Required action -
Search the records below for the word "data". Pull out each line that has it.

Given records START

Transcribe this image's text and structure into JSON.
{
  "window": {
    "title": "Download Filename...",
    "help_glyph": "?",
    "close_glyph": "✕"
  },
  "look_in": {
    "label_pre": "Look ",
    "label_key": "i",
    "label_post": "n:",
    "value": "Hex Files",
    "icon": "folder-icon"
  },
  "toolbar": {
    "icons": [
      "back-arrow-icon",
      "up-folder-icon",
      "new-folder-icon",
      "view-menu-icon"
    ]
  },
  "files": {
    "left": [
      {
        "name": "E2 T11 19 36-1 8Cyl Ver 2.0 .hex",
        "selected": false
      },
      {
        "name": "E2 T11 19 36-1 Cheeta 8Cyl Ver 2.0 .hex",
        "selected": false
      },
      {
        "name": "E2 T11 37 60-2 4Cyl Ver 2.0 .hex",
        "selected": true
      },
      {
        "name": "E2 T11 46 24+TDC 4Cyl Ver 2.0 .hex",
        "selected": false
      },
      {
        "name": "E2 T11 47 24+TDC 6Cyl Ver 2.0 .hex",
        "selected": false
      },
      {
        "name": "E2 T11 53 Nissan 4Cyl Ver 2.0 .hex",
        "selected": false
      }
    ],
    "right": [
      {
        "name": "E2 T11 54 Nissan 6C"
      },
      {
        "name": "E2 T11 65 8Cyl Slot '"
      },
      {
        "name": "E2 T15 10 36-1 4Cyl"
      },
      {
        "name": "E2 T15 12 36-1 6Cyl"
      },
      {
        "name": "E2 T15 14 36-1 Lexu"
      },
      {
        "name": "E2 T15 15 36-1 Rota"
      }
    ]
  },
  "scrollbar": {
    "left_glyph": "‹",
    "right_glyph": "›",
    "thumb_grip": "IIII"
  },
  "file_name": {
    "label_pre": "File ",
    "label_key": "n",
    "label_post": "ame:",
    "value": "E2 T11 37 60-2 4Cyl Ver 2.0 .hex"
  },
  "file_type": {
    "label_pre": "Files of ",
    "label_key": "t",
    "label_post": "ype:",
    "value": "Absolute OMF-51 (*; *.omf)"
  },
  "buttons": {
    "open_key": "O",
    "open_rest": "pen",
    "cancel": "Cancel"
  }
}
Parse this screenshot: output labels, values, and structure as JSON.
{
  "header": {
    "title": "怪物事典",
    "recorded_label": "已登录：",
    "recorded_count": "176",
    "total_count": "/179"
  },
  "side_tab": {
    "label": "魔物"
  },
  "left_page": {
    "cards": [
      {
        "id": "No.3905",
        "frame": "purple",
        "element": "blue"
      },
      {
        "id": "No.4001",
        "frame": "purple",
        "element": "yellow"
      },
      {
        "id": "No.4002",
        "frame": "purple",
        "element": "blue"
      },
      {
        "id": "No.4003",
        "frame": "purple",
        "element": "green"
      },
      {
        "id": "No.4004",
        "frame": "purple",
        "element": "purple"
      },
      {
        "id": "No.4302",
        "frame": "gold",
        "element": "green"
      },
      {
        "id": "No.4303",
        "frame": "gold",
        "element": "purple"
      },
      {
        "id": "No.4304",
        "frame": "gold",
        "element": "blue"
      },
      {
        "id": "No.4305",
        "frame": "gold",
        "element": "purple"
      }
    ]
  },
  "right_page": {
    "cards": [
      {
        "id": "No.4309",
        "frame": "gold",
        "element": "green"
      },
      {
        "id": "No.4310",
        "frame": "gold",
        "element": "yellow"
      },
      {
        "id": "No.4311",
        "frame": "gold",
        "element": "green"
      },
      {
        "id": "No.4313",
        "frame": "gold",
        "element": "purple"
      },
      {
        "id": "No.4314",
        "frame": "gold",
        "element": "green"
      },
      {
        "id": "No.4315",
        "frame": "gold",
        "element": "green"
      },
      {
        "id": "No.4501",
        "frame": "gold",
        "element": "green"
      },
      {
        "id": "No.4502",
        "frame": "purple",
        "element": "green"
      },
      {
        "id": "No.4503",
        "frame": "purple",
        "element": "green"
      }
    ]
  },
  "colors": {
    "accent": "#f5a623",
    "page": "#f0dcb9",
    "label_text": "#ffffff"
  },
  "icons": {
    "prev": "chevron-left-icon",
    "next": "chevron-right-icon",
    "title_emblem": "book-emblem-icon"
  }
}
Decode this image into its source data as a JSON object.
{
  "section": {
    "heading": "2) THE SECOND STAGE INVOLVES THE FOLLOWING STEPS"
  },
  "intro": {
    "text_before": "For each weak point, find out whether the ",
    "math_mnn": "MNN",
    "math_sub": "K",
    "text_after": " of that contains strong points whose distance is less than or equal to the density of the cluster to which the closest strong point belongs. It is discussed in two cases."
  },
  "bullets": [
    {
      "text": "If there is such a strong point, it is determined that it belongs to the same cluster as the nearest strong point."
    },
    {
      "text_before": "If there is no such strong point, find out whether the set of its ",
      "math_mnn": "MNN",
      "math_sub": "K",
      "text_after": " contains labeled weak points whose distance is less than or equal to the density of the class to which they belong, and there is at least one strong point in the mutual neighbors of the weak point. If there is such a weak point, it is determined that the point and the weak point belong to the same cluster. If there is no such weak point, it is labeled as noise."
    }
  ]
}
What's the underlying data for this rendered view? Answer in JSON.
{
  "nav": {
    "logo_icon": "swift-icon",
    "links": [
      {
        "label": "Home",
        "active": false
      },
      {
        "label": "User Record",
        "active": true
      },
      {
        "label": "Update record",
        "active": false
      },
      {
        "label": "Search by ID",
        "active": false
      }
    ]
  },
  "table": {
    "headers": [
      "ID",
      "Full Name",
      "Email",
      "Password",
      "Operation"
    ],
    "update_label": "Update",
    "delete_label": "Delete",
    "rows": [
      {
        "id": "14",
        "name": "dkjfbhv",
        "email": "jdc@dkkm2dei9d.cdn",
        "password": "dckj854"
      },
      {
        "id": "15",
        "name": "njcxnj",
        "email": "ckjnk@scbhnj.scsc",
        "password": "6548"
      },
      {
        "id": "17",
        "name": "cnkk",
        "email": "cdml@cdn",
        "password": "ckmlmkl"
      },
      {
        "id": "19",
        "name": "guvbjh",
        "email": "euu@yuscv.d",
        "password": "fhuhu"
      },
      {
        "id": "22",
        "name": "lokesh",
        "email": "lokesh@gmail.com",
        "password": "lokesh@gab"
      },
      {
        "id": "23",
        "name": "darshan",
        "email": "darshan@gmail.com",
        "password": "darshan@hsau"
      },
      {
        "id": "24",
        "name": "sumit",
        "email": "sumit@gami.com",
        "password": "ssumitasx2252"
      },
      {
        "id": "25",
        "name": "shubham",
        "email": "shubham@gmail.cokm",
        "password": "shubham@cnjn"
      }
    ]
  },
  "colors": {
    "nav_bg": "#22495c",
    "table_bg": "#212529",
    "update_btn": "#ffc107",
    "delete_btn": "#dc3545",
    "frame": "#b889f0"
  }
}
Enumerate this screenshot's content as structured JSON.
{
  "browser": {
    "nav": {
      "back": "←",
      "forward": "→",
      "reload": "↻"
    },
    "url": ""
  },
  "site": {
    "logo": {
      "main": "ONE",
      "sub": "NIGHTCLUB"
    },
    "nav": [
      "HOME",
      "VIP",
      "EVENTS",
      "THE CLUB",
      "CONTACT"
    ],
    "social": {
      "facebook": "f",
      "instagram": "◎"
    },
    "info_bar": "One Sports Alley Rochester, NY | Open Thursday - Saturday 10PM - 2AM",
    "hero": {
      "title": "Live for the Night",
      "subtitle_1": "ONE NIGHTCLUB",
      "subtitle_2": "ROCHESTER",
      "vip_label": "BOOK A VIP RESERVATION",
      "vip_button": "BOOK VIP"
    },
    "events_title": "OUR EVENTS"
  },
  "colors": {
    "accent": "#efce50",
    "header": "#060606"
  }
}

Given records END

Exercise solution -
Decode this image into its source data as a JSON object.
What's the underlying data for this rendered view? Answer in JSON.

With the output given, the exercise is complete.